Last Word: How should we evaluate our beliefs?

Most of us—as parts of families and neighborhoods, schools and churches, states and nations—find ourselves in a position in which some, even many, of our beliefs are at odds with those of fellow citizens. We disagree about what appear to be ordinary factual claims: about climate, COVID-19, and vote counts, as well as about morality, religion, and politics. How can we engage in collective decision-making given such disagreement?

Jim White, Erastus Borroughs Soper Professor of Philosophy
Jim White, Erastus Borroughs Soper Professor of Philosophy

We might hope that as we consider evidence and listen to others, our beliefs will increasingly converge. Instead, we adopt a closed mindset, defending the beliefs we have, becoming more deeply entrenched. This tendency is abetted by professional persuaders on social media and elsewhere, bent on igniting discord and inculcating beliefs that further their interests and not our own. 

Philosophers have long bemoaned our irrational tendencies and identified principles underlying sound reasoning. Using logic, we can be sure that if we begin with true beliefs, the results of our reasoning will also likely be true. The problem is finding a reliable starting point when, for the most part, we do not choose the beliefs we have. We absorb them as products of our upbringing, culture, and experience. When we examine them, we do so on the basis of beliefs we already have. We consider evidence that confirms those beliefs and dismiss evidence inconsistent with them. We regard those with whom we disagree as stupid or duped. 

The 17th century philosopher Descartes thought this shows that all our beliefs are suspect and that reason requires us to erase our minds and start over, allowing into our thinking only those claims whose truth is certain. For most things though, certainty isn’t available. Even experts make false claims and revise their testimony. In any case, having erased our minds, how could we know how to start over? What seems possible is not wholesale replacement, but piecemeal adjustments to our beliefs.

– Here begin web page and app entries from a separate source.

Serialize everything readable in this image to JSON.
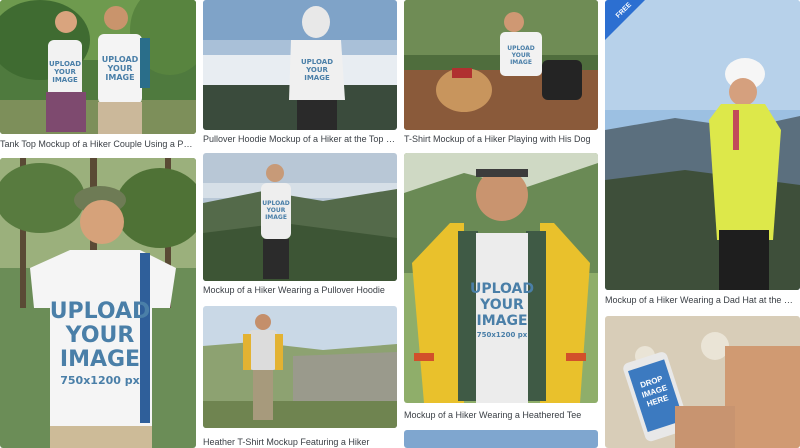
{
  "cards": [
    {
      "caption": "Tank Top Mockup of a Hiker Couple Using a Phone"
    },
    {
      "caption": "Pullover Hoodie Mockup of a Hiker at the Top of a Mountain"
    },
    {
      "caption": "T-Shirt Mockup of a Hiker Playing with His Dog"
    },
    {
      "caption": "Mockup of a Hiker Wearing a Dad Hat at the Mountains"
    },
    {
      "caption": ""
    },
    {
      "caption": "Mockup of a Hiker Wearing a Pullover Hoodie"
    },
    {
      "caption": "Mockup of a Hiker Wearing a Heathered Tee"
    },
    {
      "caption": "Heather T-Shirt Mockup Featuring a Hiker"
    },
    {
      "caption": ""
    }
  ],
  "placeholder": {
    "line1": "UPLOAD",
    "line2": "YOUR",
    "line3": "IMAGE",
    "size": "750x1200 px",
    "size_large": "750x1200 px"
  },
  "phone_placeholder": {
    "line1": "DROP",
    "line2": "IMAGE",
    "line3": "HERE"
  },
  "badge": {
    "label": "FREE"
  },
  "colors": {
    "caption_text": "#3a3f45",
    "tee_print": "#4a7fa8",
    "badge_bg": "#2c6fd1",
    "background": "#ffffff"
  }
}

We find it easy to be objective about flaws in others’ reasoning but are blind to flaws in our own. If we apply the same skepticism to our own reasoning that we apply to others, perhaps we can become less defensive, more flexible thinkers capable of making adjustments to our beliefs in light of evidence. Such an attitude may enable us to appreciate others’ points of view, reduce attachment to our own beliefs, and open possibilities for reaching agreement. We need to replace our defensive mindset with one that is more open and curious, more rational.

In order for such rationality to matter, we need citizens engaged in critical examination of their own beliefs and mutually respectful dialogue with others. The functioning of our democracy would seem to depend on fostering such citizenship. Development of the intellectual and moral virtues required—modesty, open-mindedness, skepticism, respect—ought to be an outcome of the education Cornell provides. It enables questioning of received ideas about the way the world is and of ends worth pursuing. Such education, though, is increasingly under attack by those whose interests conflict with the ends it pursues.

Jim White has taught philosophy at Cornell College since 1987.